WHAT THE EXERCISE ASKS =
Search the entries for the word "value" and report each line that has it.

Segment Start: DATA FOR THIS TASK

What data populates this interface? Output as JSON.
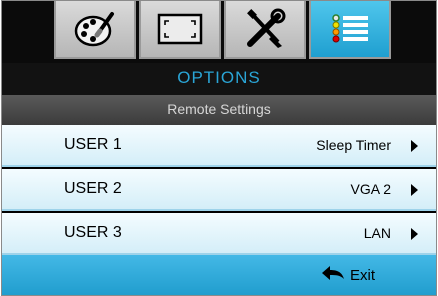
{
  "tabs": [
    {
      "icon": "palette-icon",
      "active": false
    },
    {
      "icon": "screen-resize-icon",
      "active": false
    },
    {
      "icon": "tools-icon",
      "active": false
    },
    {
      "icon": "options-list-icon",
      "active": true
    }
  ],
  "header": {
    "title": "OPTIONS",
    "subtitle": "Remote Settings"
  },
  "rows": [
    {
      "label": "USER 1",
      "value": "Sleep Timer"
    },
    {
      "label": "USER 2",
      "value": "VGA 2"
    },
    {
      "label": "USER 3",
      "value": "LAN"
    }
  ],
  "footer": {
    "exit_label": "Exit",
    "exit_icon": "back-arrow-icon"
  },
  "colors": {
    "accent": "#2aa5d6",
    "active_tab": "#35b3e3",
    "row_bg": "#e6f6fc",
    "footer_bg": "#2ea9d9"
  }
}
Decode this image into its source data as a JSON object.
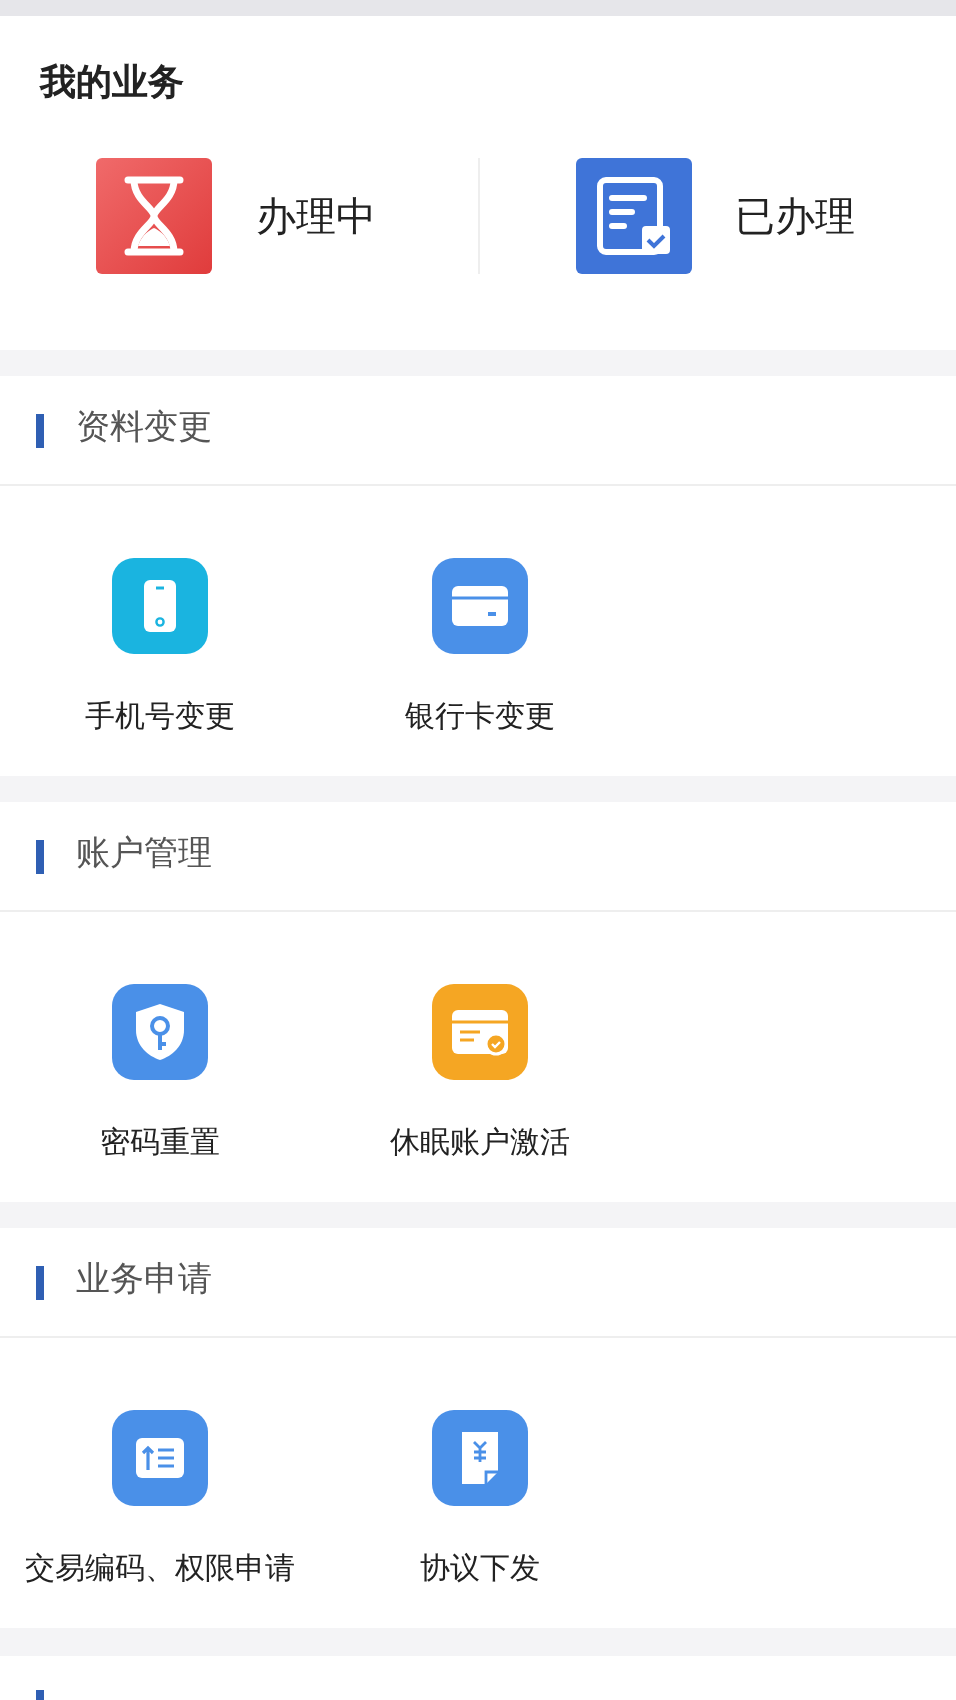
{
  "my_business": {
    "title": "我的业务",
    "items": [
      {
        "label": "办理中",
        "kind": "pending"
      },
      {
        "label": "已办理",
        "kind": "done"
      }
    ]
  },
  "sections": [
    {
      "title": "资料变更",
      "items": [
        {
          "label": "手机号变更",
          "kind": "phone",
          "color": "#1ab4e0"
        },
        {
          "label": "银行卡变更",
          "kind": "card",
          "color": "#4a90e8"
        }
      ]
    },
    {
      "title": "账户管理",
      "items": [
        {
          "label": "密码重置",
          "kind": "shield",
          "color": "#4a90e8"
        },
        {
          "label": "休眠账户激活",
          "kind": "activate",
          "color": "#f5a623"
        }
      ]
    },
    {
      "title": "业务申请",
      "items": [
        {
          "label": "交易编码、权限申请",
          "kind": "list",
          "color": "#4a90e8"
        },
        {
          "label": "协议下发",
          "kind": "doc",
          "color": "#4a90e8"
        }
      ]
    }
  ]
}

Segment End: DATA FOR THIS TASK
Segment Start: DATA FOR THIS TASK

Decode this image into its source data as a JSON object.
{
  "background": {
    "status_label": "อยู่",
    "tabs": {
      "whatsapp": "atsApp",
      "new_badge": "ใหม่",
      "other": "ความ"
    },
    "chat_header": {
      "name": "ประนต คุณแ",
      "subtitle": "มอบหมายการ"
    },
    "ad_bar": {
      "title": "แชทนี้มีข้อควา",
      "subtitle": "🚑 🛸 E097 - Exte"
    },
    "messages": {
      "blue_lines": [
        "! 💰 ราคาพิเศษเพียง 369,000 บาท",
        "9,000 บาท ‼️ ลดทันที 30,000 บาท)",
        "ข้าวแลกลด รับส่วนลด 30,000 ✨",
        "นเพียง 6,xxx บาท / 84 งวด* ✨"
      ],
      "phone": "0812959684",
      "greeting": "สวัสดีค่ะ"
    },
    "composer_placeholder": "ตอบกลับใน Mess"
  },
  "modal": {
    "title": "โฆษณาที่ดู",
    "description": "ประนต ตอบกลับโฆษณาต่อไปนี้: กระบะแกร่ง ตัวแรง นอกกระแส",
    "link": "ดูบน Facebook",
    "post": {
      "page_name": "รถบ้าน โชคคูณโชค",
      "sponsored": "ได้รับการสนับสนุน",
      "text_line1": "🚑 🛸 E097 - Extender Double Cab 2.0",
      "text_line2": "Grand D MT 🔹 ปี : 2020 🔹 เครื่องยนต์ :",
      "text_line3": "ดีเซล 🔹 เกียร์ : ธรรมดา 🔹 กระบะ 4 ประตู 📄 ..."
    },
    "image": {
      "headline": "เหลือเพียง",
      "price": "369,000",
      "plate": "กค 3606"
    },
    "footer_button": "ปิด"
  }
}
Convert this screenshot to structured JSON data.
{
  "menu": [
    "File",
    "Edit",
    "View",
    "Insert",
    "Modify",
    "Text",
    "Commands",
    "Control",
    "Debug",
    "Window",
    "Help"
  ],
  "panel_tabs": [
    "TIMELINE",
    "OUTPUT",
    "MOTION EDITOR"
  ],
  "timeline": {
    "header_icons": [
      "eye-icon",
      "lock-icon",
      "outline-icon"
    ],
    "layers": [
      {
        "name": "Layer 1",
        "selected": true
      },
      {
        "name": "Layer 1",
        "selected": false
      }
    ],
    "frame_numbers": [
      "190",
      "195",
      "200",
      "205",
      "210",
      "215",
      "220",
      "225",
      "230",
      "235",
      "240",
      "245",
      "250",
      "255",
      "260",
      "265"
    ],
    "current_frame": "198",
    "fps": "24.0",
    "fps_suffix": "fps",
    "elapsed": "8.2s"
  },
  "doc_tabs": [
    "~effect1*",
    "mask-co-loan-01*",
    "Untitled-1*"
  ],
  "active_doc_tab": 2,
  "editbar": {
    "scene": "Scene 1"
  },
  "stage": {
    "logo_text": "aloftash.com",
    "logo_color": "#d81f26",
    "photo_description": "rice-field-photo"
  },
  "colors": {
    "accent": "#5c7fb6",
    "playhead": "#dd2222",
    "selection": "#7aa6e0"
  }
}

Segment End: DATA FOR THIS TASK

RESULT FOR THIS EXERCISE =
      "value": "Sleep Timer"
      "value": "VGA 2"
      "value": "LAN"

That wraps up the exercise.